Having read Turkle and Wesch, I find that there are both similarities and differences in their beliefs regarding learning and connections. When reading Turkle's article, I focused on the message that while we are all connected via media and technology, very little communication actually occurs. I shared what I think was an example of this when leaving a Starbucks last week. I was leaving the store, when I noticed seven high school aged young women sitting outside enjoying their beverages, it was then that I realized that despite being outside with a group of girls that would usually likely be characterized as a fun loving, loud group of girls, I could hear a pin drop. Every single one of those girls was actively engaged with their hand held technology pieces. Fingers were flying and swiping and they looked engrossed in whatever was holding their attention, so much so that they appeared to live in a bubble next to other girls also living in bubbles. Turkle's article also points out that we are more connected than ever but are living our lives in little snip its of information that we shape for our audiences. The article notes important parts of meaning such as tone and body language are lost lost in the absence of communication. A good example of this is how easy it is to right a wrong using technology; in other words, not having to look the person in the eye and speak of any wrong doings. So, while being connected and having resources available to us can help us stay more informed, it may be happening with a cost and that cost is communication.
Wesch's article delves more into the "why" of connections. I can relate to his article in that as a student in high school, I often asked "why" in relation to significance. I wanted to know why or how was what I was learning significant not only in my life or future but to the planet that I was living on. I found it difficult to stay engaged or worse, to want to learn if I couldn't find significance in what I was learning. Just this past weekend, my husband and I were having a conversation in the car about education. As the youngest of six children, he has shared with me in the past that education was never much of a priority in the home he grew up in, paying the bills always came first. This weekend I dug a little deeper and asked why he went to college. He stated that he did it because it just seemed like the only way out of a hard working life. He stated that he had wished someone older had told him that if he wanted a certain life, he would have to go to college and work for it. He wished someone had shared with him the significance of education and learning other than the mere fact that it was what was expected in most other households. I enjoyed reading how Wesch has gone to great lengths to try to create an environment that capitalizes on the connections we have and utilizes them to create meaning and subsequently more questions amongst his students. I believe that students questions are what drives learning. Often in group work, I give my students a strip of writing paper and ask them to write one "why" question prior to sharing out within their groups. I find by doing this, I am asking them to think a little more deeply/critically about what they are learning and its significance to their lives.

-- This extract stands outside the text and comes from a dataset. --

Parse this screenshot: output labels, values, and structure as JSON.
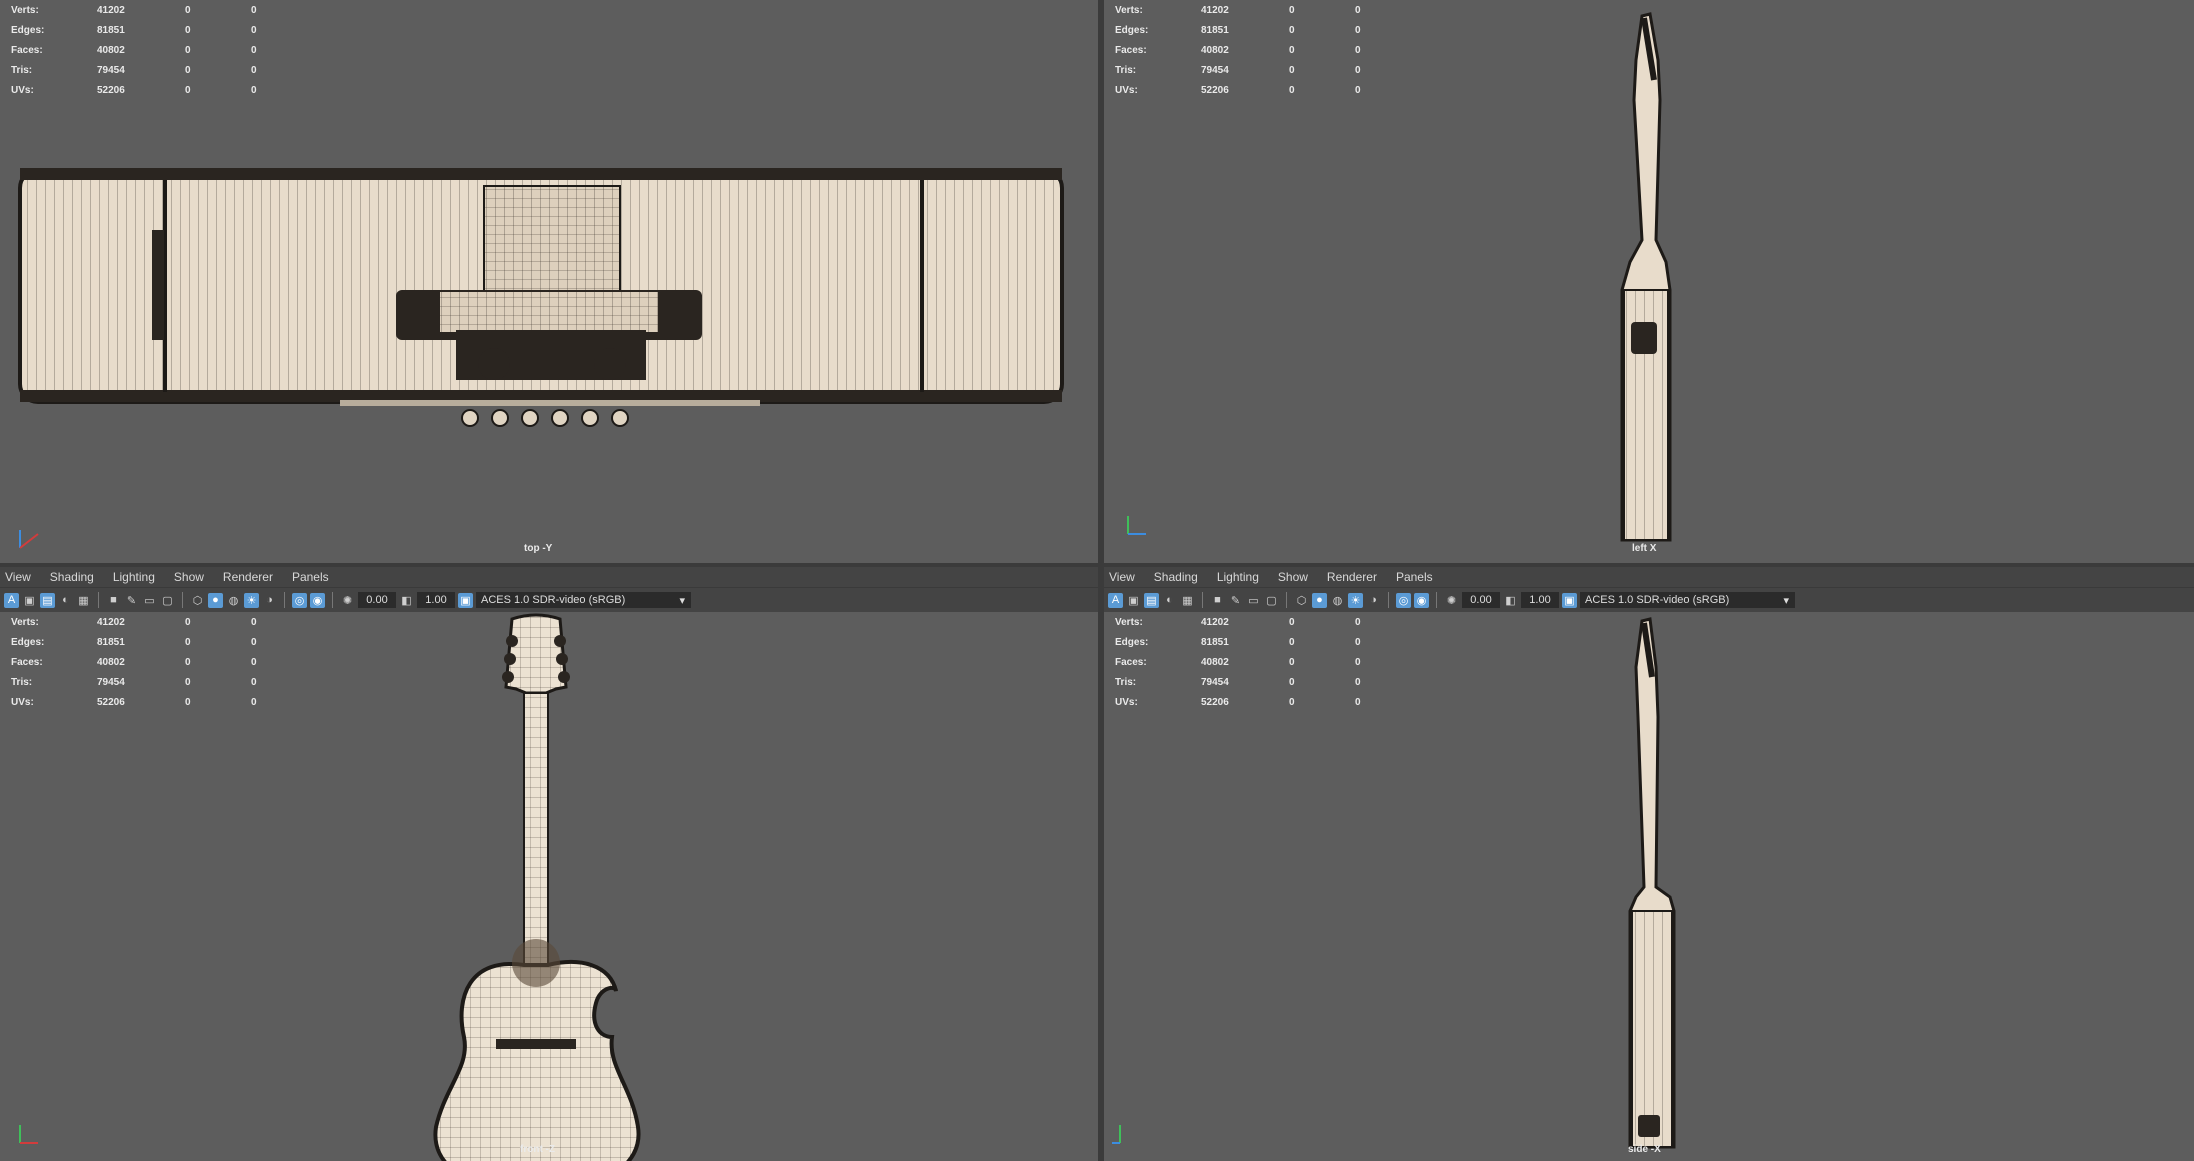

I think there is a connection between these two articles and that while Turkle's article focuses on the many connections we may have given the technology we use today, it comes with a price and that price is good communication and conversation. I agree that there should be "tech free" zones in life to help support and improve communication. I also agree that while technology affords us to be more informed than ever, we need to find significance in what we are learning about.